You don’t need to be a seasoned beachcomber to find sand dollars or sea biscuits around New York Harbor. You just need to spend some time along the edge of the ocean.
Winter and early spring are perfect times to search an ocean beach for sand dollars. Storms seem to be more numerous and intense during this period. An angry ocean with high waves crashing on the beach will easily throw relics of the sea onto the high tide line of a beach, including empty shells of sand dollars.
The Rockaways, Breezy Point or Sandy Hook down to Long Branch are three good places to start. Bundle up and start walking slowly along the edge of a winter’s beach.
First, you’re not looking for live sand dollars, but for a critter’s empty exoskeleton or test. It’s this sun-bleached whitish skeleton that beachcombers are searching for, sometimes tinged with brown or green shades, but always with a distinct five petal-like pattern.
Sand dollars get their name, because their skeletons look like unique coins. In some places they are also called sea biscuits, since the shells resemble small English crackers.
Sand dollars are real-life breathing animals, related to sea urchins and sea stars. In life, its outer skeleton is covered by velvet-textured spines, which are covered with very small hairs known as cilia. By moving the cilia and spines, sand dollars are able to move across sandy or muddy areas of the ocean.
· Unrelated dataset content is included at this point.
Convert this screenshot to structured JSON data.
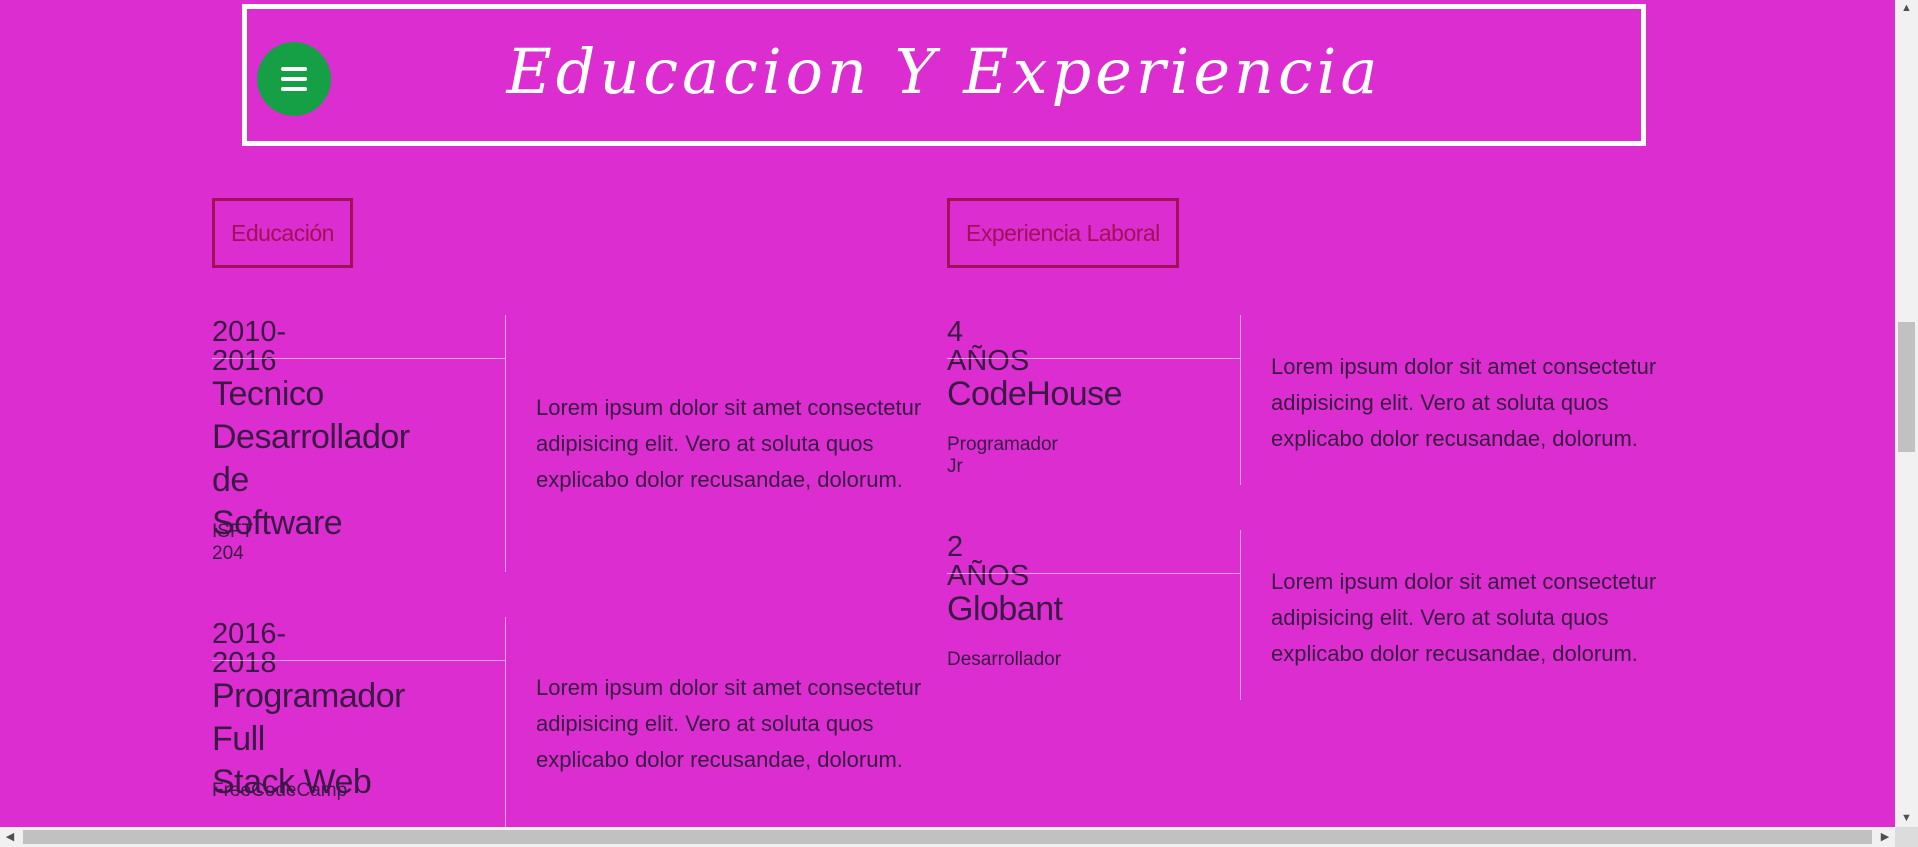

Cilia will also help drive food, such as tiny bits of plankton and detritus, into its mouth, which is located on the bottom of its body at the center of the petal-like pattern.
A living sand dollar. Image from https://en.wikipedia.org/wiki/Sand_dollar
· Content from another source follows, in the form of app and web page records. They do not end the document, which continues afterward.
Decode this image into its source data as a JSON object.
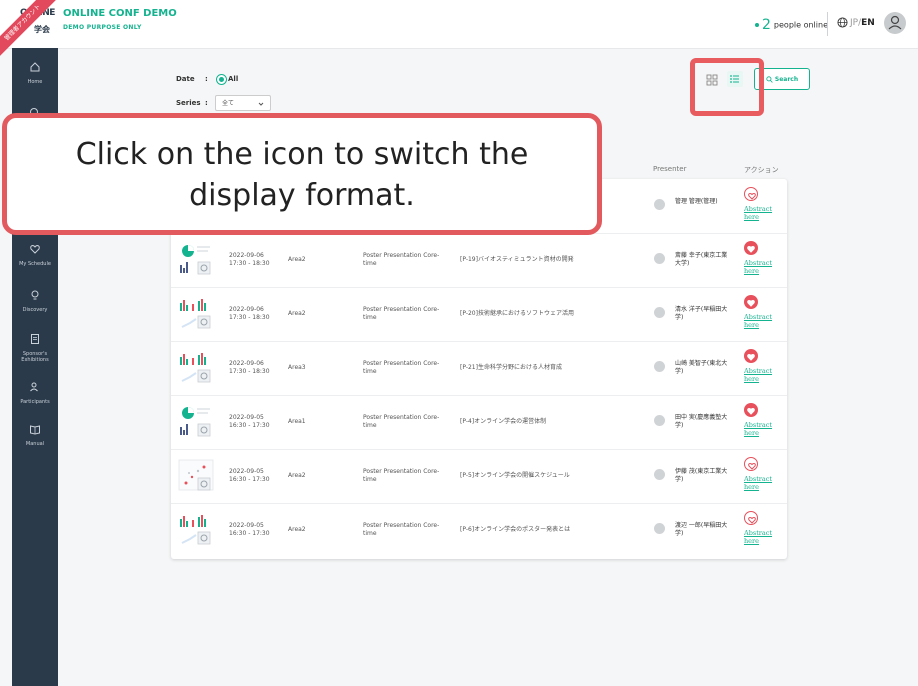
{
  "header": {
    "title": "ONLINE CONF DEMO",
    "subtitle": "DEMO PURPOSE ONLY",
    "logo_line1": "ONLINE",
    "logo_line2": "学会",
    "ribbon_text": "管理者アカウント",
    "online_count": "2",
    "online_label": "people online",
    "lang_jp": "JP",
    "lang_sep": "/",
    "lang_en": "EN"
  },
  "sidebar": {
    "items": [
      {
        "label": "Home",
        "icon": "home-icon"
      },
      {
        "label": "",
        "icon": "search-icon"
      },
      {
        "label": "My Schedule",
        "icon": "heart-icon"
      },
      {
        "label": "Discovery",
        "icon": "bulb-icon"
      },
      {
        "label": "Sponsor's Exhibitions",
        "icon": "document-icon"
      },
      {
        "label": "Participants",
        "icon": "people-icon"
      },
      {
        "label": "Manual",
        "icon": "book-icon"
      }
    ]
  },
  "filters": {
    "date_label": "Date",
    "date_colon": ":",
    "date_value": "All",
    "series_label": "Series",
    "series_colon": ":",
    "series_value": "全て"
  },
  "toolbar": {
    "search_label": "Search"
  },
  "table": {
    "headers": {
      "presenter": "Presenter",
      "action": "アクション"
    },
    "rows": [
      {
        "date": "",
        "time": "",
        "area": "",
        "type": "",
        "title": "",
        "presenter": "管理 管理(管理)",
        "fav": false,
        "abstract": "Abstract here",
        "thumb": "pie"
      },
      {
        "date": "2022-09-06",
        "time": "17:30 - 18:30",
        "area": "Area2",
        "type": "Poster Presentation Core-time",
        "title": "[P-19]バイオスティミュラント資材の開発",
        "presenter": "斎藤 幸子(東京工業大学)",
        "fav": true,
        "abstract": "Abstract here",
        "thumb": "pie"
      },
      {
        "date": "2022-09-06",
        "time": "17:30 - 18:30",
        "area": "Area2",
        "type": "Poster Presentation Core-time",
        "title": "[P-20]技術継承におけるソフトウェア活用",
        "presenter": "清水 洋子(早稲田大学)",
        "fav": true,
        "abstract": "Abstract here",
        "thumb": "bars"
      },
      {
        "date": "2022-09-06",
        "time": "17:30 - 18:30",
        "area": "Area3",
        "type": "Poster Presentation Core-time",
        "title": "[P-21]生命科学分野における人材育成",
        "presenter": "山崎 美智子(東北大学)",
        "fav": true,
        "abstract": "Abstract here",
        "thumb": "bars"
      },
      {
        "date": "2022-09-05",
        "time": "16:30 - 17:30",
        "area": "Area1",
        "type": "Poster Presentation Core-time",
        "title": "[P-4]オンライン学会の運営体制",
        "presenter": "田中 実(慶應義塾大学)",
        "fav": true,
        "abstract": "Abstract here",
        "thumb": "pie"
      },
      {
        "date": "2022-09-05",
        "time": "16:30 - 17:30",
        "area": "Area2",
        "type": "Poster Presentation Core-time",
        "title": "[P-5]オンライン学会の開催スケジュール",
        "presenter": "伊藤 茂(東京工業大学)",
        "fav": false,
        "abstract": "Abstract here",
        "thumb": "scatter"
      },
      {
        "date": "2022-09-05",
        "time": "16:30 - 17:30",
        "area": "Area2",
        "type": "Poster Presentation Core-time",
        "title": "[P-6]オンライン学会のポスター発表とは",
        "presenter": "渡辺 一郎(早稲田大学)",
        "fav": false,
        "abstract": "Abstract here",
        "thumb": "bars"
      }
    ]
  },
  "callout": {
    "line1": "Click on the icon to switch the",
    "line2": "display format."
  },
  "colors": {
    "accent": "#14b38f",
    "callout_border": "#e25a5e",
    "sidebar": "#2b3a4a",
    "heart": "#e8505b"
  }
}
Dead individuals are found with their empty test devoid of all velvety skin and cilia. They are often bleached white by sunlight.
Look for sand dollar skeletons where there are long lines of shells and pebbles. They may be mixed in and hidden from view. Gaze closely, as the color of a sand dollar may be darker than the shells on the beach if still wet or bright white if dried. Early morning and during low tide are ideal times to scan the shore before a beach gets busy with people. Keep in mind, though, shells are fragile and often break apart or blend in extremely well with the dull gray color of sand.
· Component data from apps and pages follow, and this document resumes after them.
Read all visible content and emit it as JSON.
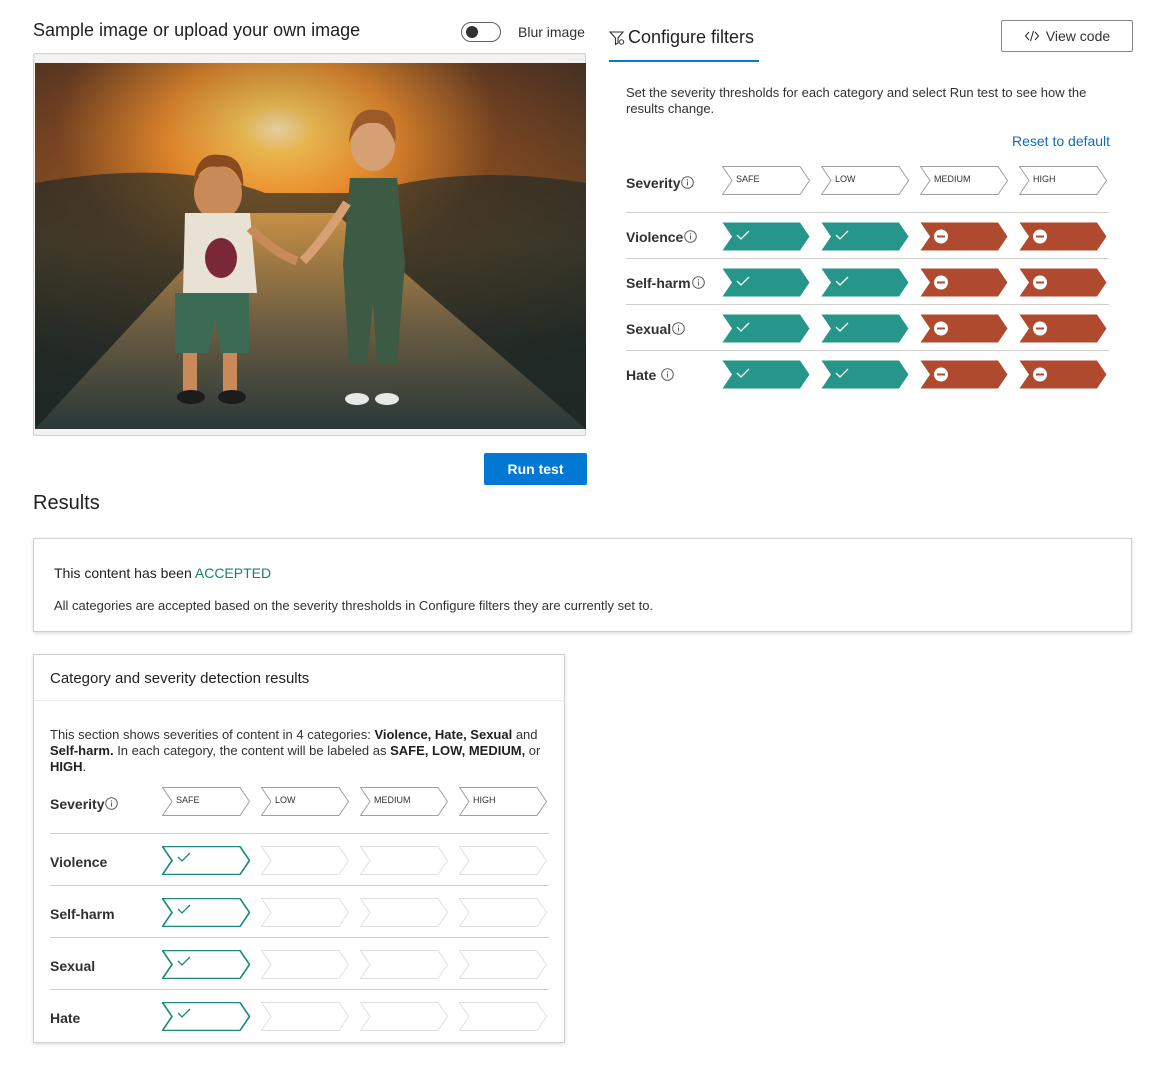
{
  "left": {
    "sample_title": "Sample image or upload your own image",
    "blur_label": "Blur image",
    "blur_enabled": false,
    "run_test_label": "Run test"
  },
  "configure": {
    "title": "Configure filters",
    "view_code_label": "View code",
    "description": "Set the severity thresholds for each category and select Run test to see how the results change.",
    "reset_label": "Reset to default",
    "severity_label": "Severity",
    "severity_levels": [
      "SAFE",
      "LOW",
      "MEDIUM",
      "HIGH"
    ],
    "categories": [
      {
        "name": "Violence",
        "levels": [
          "allow",
          "allow",
          "block",
          "block"
        ]
      },
      {
        "name": "Self-harm",
        "levels": [
          "allow",
          "allow",
          "block",
          "block"
        ]
      },
      {
        "name": "Sexual",
        "levels": [
          "allow",
          "allow",
          "block",
          "block"
        ]
      },
      {
        "name": "Hate",
        "levels": [
          "allow",
          "allow",
          "block",
          "block"
        ]
      }
    ]
  },
  "results": {
    "title": "Results",
    "accepted_prefix": "This content has been ",
    "accepted_status": "ACCEPTED",
    "accepted_description": "All categories are accepted based on the severity thresholds in Configure filters they are currently set to."
  },
  "detection": {
    "title": "Category and severity detection results",
    "desc_part1": "This section shows severities of content in 4 categories: ",
    "desc_categories": "Violence, Hate, Sexual",
    "desc_and": " and ",
    "desc_selfharm": "Self-harm.",
    "desc_part2": " In each category, the content will be labeled as ",
    "desc_levels": "SAFE, LOW, MEDIUM,",
    "desc_or": " or ",
    "desc_high": "HIGH",
    "desc_end": ".",
    "severity_label": "Severity",
    "severity_levels": [
      "SAFE",
      "LOW",
      "MEDIUM",
      "HIGH"
    ],
    "categories": [
      {
        "name": "Violence",
        "detected": "SAFE"
      },
      {
        "name": "Self-harm",
        "detected": "SAFE"
      },
      {
        "name": "Sexual",
        "detected": "SAFE"
      },
      {
        "name": "Hate",
        "detected": "SAFE"
      }
    ]
  },
  "colors": {
    "accent": "#0078d4",
    "allow": "#26968a",
    "block": "#b04a2f",
    "accepted": "#1a7f6e",
    "chevron_border": "#a19f9d",
    "detected_border": "#1a8a7a",
    "empty_border": "#e1dfdd"
  },
  "icons": {
    "filter": "filter-icon",
    "code": "code-icon",
    "info": "info-icon",
    "check": "check-icon",
    "minus": "minus-circle-icon"
  }
}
Yes, sand dollars really do exist in ocean waters near New York Harbor. The species known as the common sand dollar (Echinarachnius parma) is the most prevalent. Another recognized sand dollar is the Keyhole Sand Dollar. It has five small slit-like holes on its test that resemble keyholes. While beachcombers on Long Island in the past occasionally found this species, it’s now primarily a southern species found south of Cape Hatteras.
If you discover a sand dollar that is brownish and covered with short, dark, fur-like spines, the animal is still alive and should be returned to the sea. Mature sand dollars have few predators and can live up to ten years.
To preserve a sand dollar, rinse it several times in fresh water, and then soak it for 15 minutes in water & bleach solution. When a sand dollar is dry, carefully paint it with a mixture that is half water and half white glue. The glue solution will make the shell less likely to break. Your beautiful sand dollar that you found near New York Harbor will last a long time if treated with care.